The Rev. Dr. Martin Luther King Jr, the civil rights leader some people once hated was “legitimized” after he was no longer a threat—re-fashioned into a single issue  icon. The real Martin, the disturbing prophetic preacher calling for justice and peace, has been muted —reduced to an icon on postage stamps and in editorials of the same newspapers that scolded him for breaking the law in Birmingham, Montgomery, Selma, St. Augustine, and Memphis. The real Martin—the real human treasure worth preserving—and his legacy look on our time and ask how we chose to return to the law-and-order-society.

John Lewis and other survivors whose heads were bloodied on Pettus Bridge by the enforcers of an unjust law-and-order society scratch their heads and wonder. They know that Martin Luther King, Jr’s life and witness exceeded the passage of the Civil Rights Act. He was an early opponent of the War in Vietnam, the military-industrial complex, the White House, Congress, the Pentagon, and the propaganda machine that kept the public befuddled and confused about reality.
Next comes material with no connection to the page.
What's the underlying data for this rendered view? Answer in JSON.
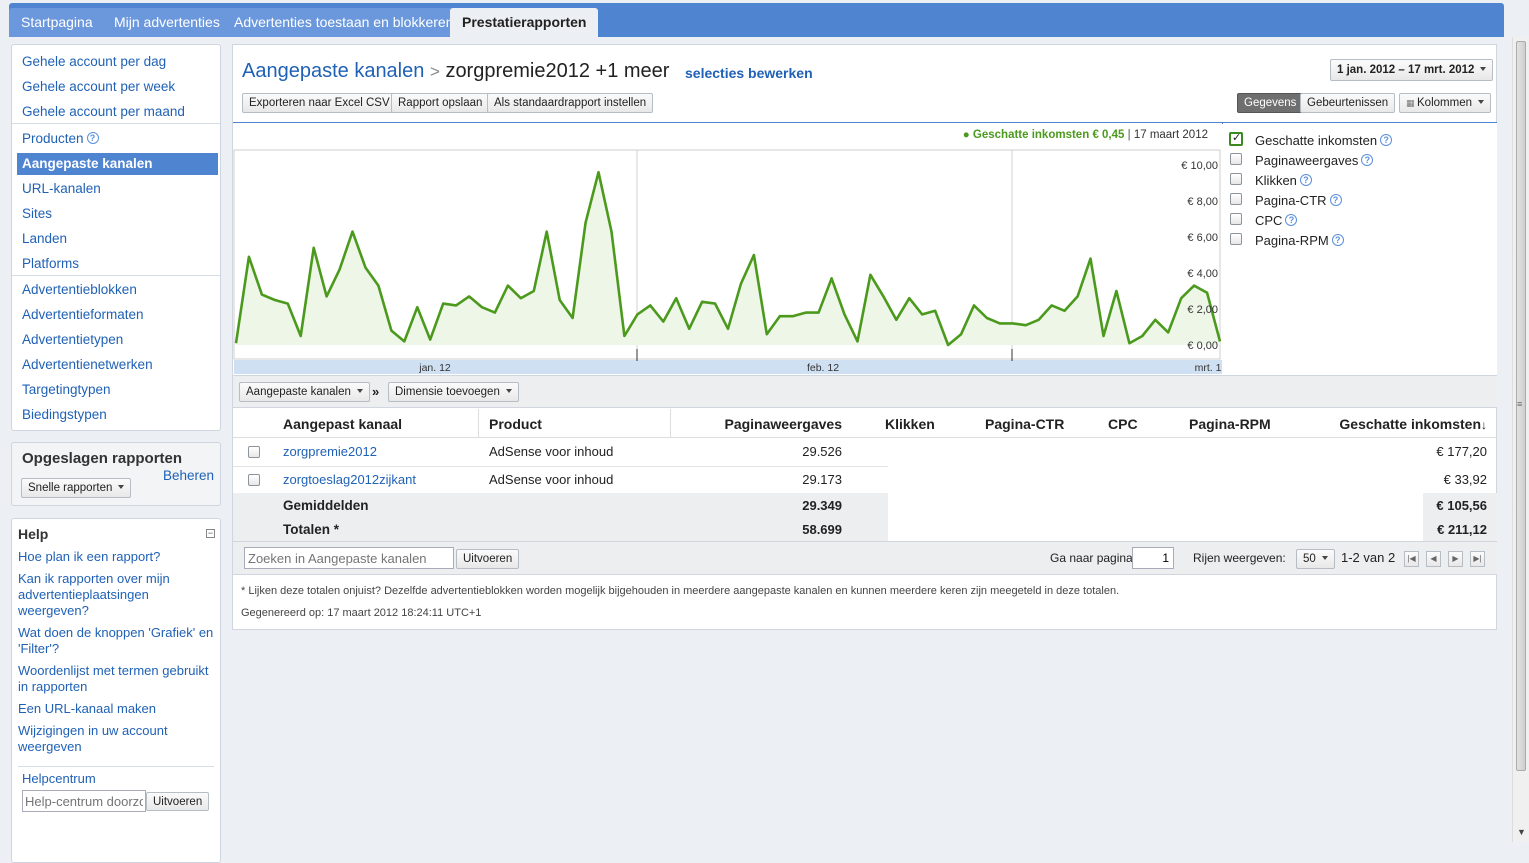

By the time Dr. King while was shot standing with the striking sanitation workers in Memphis, he had connected all the dots we have yet to connect: white privilege, excessive wealthy, poverty, capitalism, foreign military interventions, and assassinations.

No one can say whether Martin Dr. King would join his voice to his old friend John Lewis’s, the Civil Rights leader become Congressman who has declared the incoming Presidency “illegitimate”, but imagining King’s dismay at the results of the 2016 election requires no great skill. We know enough to say with certainty that the dream for which Dr. King lived and died is no less at stake today than it was the day a bullet silenced him on the balcony of the Lorraine Motel in Memphis in 1968.

Martin Luther King Day 2017 just days before the inauguration asks all Americans what kind of nation we want to be — one that chooses to put out the lights of its real luminaries or a nation that, having seen a bright star on a dark night, walks forward with pink knit hats toward a compassionate Dream worth living and dying for.

– Gordon C. Stewart, Chaska, MN, January 15, 2017